Heron Resources was awarded a New Frontiers Cooperative Drilling grant from the NSW government for its Peelwood project, 100 km north of Woodlawn. This grant will subsidise 50% of the direct drilling costs of the planned exploration drilling program at Peelwood.
The Currawang Mine is located 10km NW of the Woodlawn Mine (EL 7257) and historically produced approximately 0.5 million tonnes of high-grade polymetallic ore from underground in the early 1990s. Heron undertook a technical review at Currawang and in 2017 a diamond-drilling program (part funded by NSW New Frontiers Cooperative Drilling) targeted extensions to the known Currawang lenses.
Hole CWDD0002 intersected 5.3m of semi-massive, stringer-style zinc and copper sulphide mineralisation from 486m down-hole and below the main lens. This is interpreted to represent a new zone of significant mineralisation, see Figure 2. Down-hole geophysics was undertaken, which revealed an anomaly below the main workings.
The Montrose prospect is located 6.5km NW of Woodlawn, straddling the contact between the Woodlawn Volcanics and the Currawang Basalts. Previous drilling at Montrose focused on a 100m long section, with drilling giving a best result of 5.3m @ 4.9% ZnEq from 145m, and little attention was given elsewhere. Re-modelling of surface Moving Loop EM (MLEM) and Down-Hole EM (DHEM) at Montrose identified several conductors within a 700m zone. The geophysical responses are complex but point to a possible deep sulphide body that had not been drill tested.
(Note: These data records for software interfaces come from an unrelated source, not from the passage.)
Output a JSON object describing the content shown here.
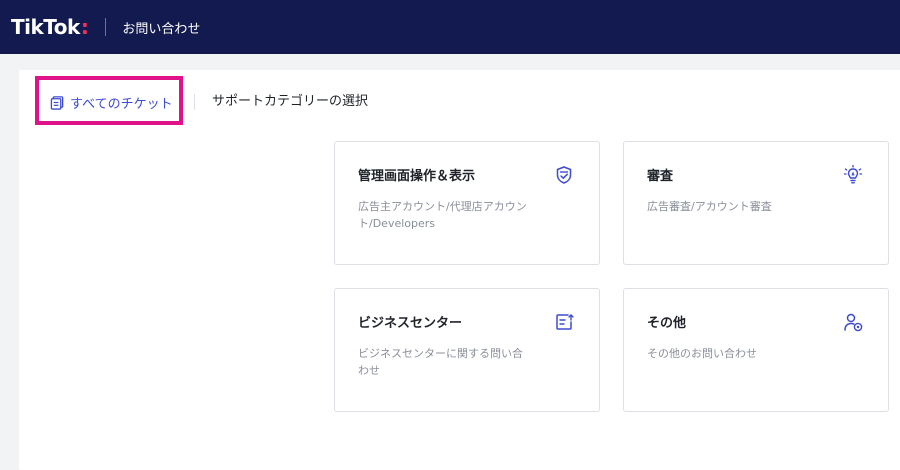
{
  "header": {
    "logo": "TikTok",
    "title": "お問い合わせ"
  },
  "tabs": {
    "all_tickets": "すべてのチケット",
    "select_category": "サポートカテゴリーの選択"
  },
  "cards": [
    {
      "title": "管理画面操作＆表示",
      "desc": "広告主アカウント/代理店アカウント/Developers",
      "icon": "shield-check-icon"
    },
    {
      "title": "審査",
      "desc": "広告審査/アカウント審査",
      "icon": "lightbulb-icon"
    },
    {
      "title": "ビジネスセンター",
      "desc": "ビジネスセンターに関する問い合わせ",
      "icon": "document-arrow-icon"
    },
    {
      "title": "その他",
      "desc": "その他のお問い合わせ",
      "icon": "user-settings-icon"
    }
  ],
  "colors": {
    "header_bg": "#131a4f",
    "accent": "#3d4bd2",
    "highlight": "#e0128a",
    "logo_dot": "#fe2c55"
  }
}
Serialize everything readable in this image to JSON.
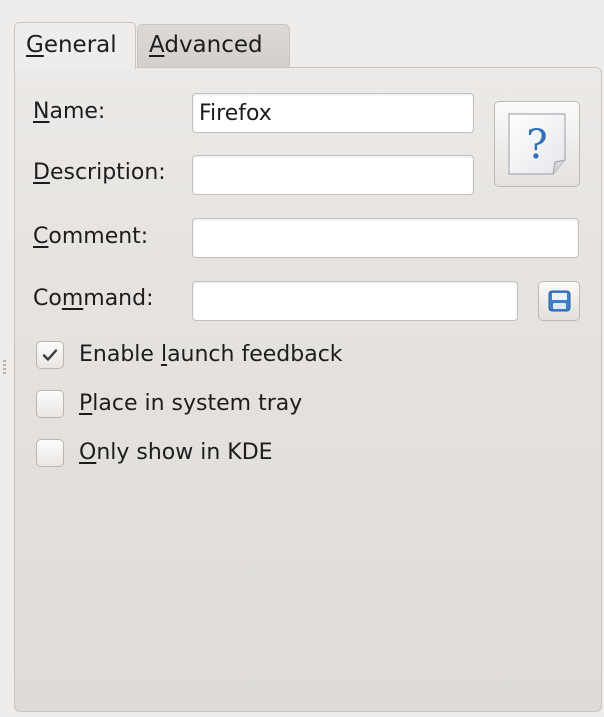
{
  "tabs": [
    {
      "prefix": "",
      "mnemonic": "G",
      "rest": "eneral"
    },
    {
      "prefix": "",
      "mnemonic": "A",
      "rest": "dvanced"
    }
  ],
  "fields": {
    "name": {
      "prefix": "",
      "mnemonic": "N",
      "rest": "ame:",
      "value": "Firefox"
    },
    "description": {
      "prefix": "",
      "mnemonic": "D",
      "rest": "escription:",
      "value": ""
    },
    "comment": {
      "prefix": "",
      "mnemonic": "C",
      "rest": "omment:",
      "value": ""
    },
    "command": {
      "prefix": "Co",
      "mnemonic": "m",
      "rest": "mand:",
      "value": ""
    }
  },
  "checkboxes": [
    {
      "prefix": "Enable ",
      "mnemonic": "l",
      "rest": "aunch feedback",
      "checked": true
    },
    {
      "prefix": "",
      "mnemonic": "P",
      "rest": "lace in system tray",
      "checked": false
    },
    {
      "prefix": "",
      "mnemonic": "O",
      "rest": "nly show in KDE",
      "checked": false
    }
  ],
  "icons": {
    "app_icon": "unknown-file-icon",
    "browse": "save-icon",
    "check": "checkmark-icon"
  },
  "colors": {
    "accent": "#2f6fb5",
    "window_bg": "#efedec"
  }
}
A modern high-powered MLEM was completed at Montrose and followed by an RC drilling program (4 holes for 981m, MNRC001 – MNRC004). All holes intersected weak to moderate disseminated pyrite / pyrrhotite mineralisation within either the Currawang Basalt or the underlying Woodlawn Volcanics with the pyrrhotite being sufficient to explain the EM anomalies. At the south end of the Montrose trend, hole MNRC004 contained a 20m zone (from 246m) of strong disseminated pyrite / pyrrhotite and chalcopyrite mineralisation with a basalt unit, see Figure 3. Such zones of sulphide mineralisation are often proximal to massive sulphide lenses and more work will be undertaken here.